The FCA Board today received a report from staff in the Office of Examination and the Office of Regulatory Policy on the impact of the drought on farmers and ranchers and, by extension, on the Farm Credit System.
To measure the initial impact of the drought, FCA staff surveyed System associations with high concentrations of corn and soybean producers. The associations reported that a majority of its customers have federal crop insurance contracts. This protection mitigates much of the impact of the drought on grain producers and on their ability to repay their loans. The drought will also affect producers who rely on grain products, such as dairy, livestock, poultry, and ethanol producers. Although some borrowers may face significant challenges as a result of this year's drought, FCA does not believe the drought will affect the System's overall safety and soundness or its ability to serve farmers and ranchers.
Associations reported they are taking steps to work with borrowers affected by the drought. In addition, they are stepping up communication with their borrowers, including holding meetings to make sure they have the information they need. Some associations are contacting customers directly to make sure they know the steps involved in filing crop insurance claims.
FCA regulations give System institutions flexibility to provide borrowers with relief in the aftermath of floods, droughts, and other disasters. FCA's Board Policy Statement 71 outlines steps institutions may take to provide such relief.
"I am pleased that FCS institutions are already taking measures consistent with their individual disaster assistance programs and with FCA's Board Policy Statement on disaster relief," says Leland A. Strom, FCA's Chairman and CEO. "And although the widespread use of crop insurance will mitigate the impact of the drought on grain producers and on System institutions with exposures to these producers, the protein, dairy, and ethanol sectors will face an increasingly challenging operating environment. We will continue to watch the situation closely.

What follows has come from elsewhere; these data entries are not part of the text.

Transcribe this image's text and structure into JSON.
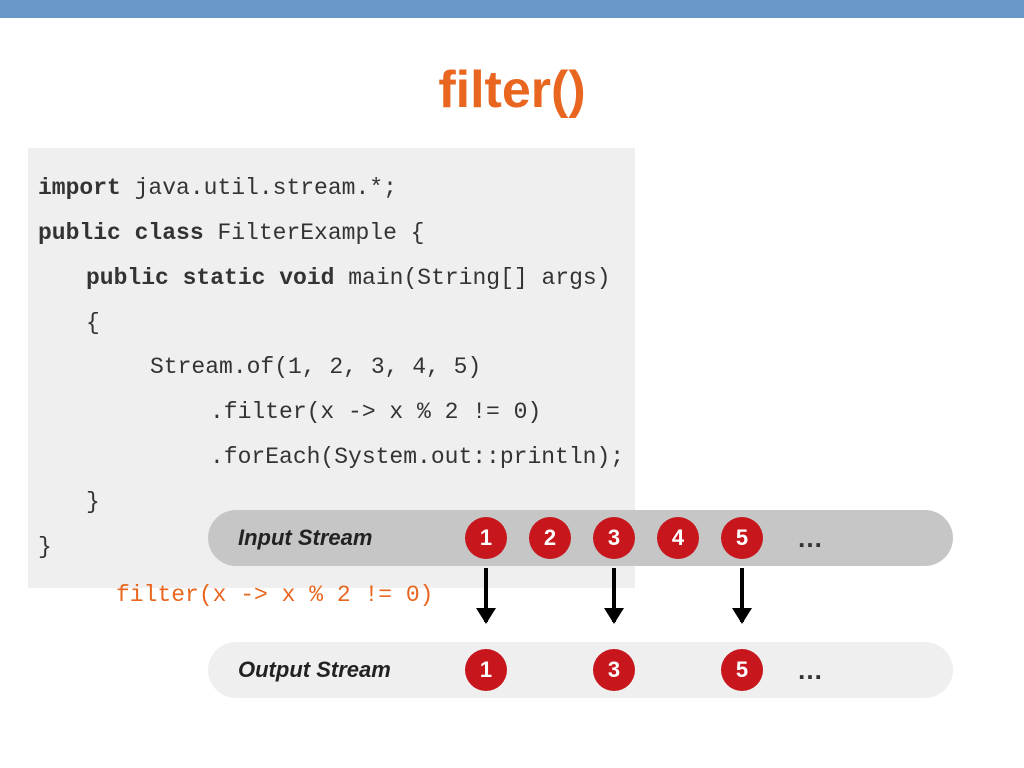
{
  "title": "filter()",
  "code": {
    "line1_kw": "import",
    "line1_rest": " java.util.stream.*;",
    "line2_kw": "public class",
    "line2_rest": " FilterExample {",
    "line3_kw": "public static void",
    "line3_rest": " main(String[] args) {",
    "line4": "Stream.of(1, 2, 3, 4, 5)",
    "line5": ".filter(x -> x % 2 != 0)",
    "line6": ".forEach(System.out::println);",
    "line7": "}",
    "line8": "}"
  },
  "diagram": {
    "input_label": "Input Stream",
    "output_label": "Output Stream",
    "filter_expr": "filter(x -> x % 2 != 0)",
    "input_values": [
      "1",
      "2",
      "3",
      "4",
      "5"
    ],
    "output_values": [
      "1",
      "3",
      "5"
    ],
    "ellipsis": "…"
  }
}
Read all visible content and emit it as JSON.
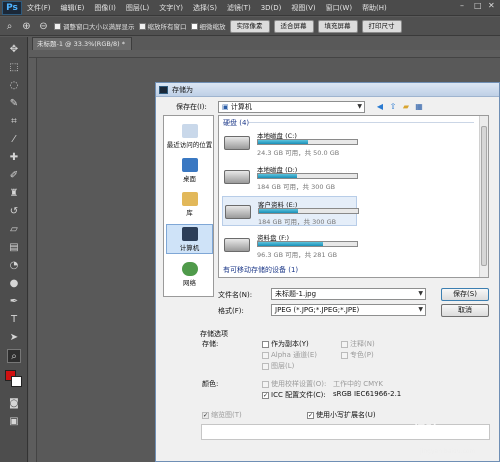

Throughout this period, we want to ensure the System continues to provide a stable source of credit to farmers and ranchers."
The Farm Credit Administration is the safety and soundness regulator of the cooperative Farm Credit System and the Federal Agricultural Mortgage Corporation (Farmer Mac). FCA charters, regulates, and examines the 94 banks, associations, service corporations and special-purpose entities of the Farm Credit System. The System makes loans to agricultural producers and their cooperatives nationwide. It includes Farmer Mac, which provides a secondary market for agricultural real estate loans, rural housing mortgage loans, and certain rural utility loans. Members of the FCA Board are Leland A. Strom, Chairman and CEO; Kenneth A. Spearman; and Jill Long Thompson.
Note: FCA news releases are available on the Web at www.fca.gov.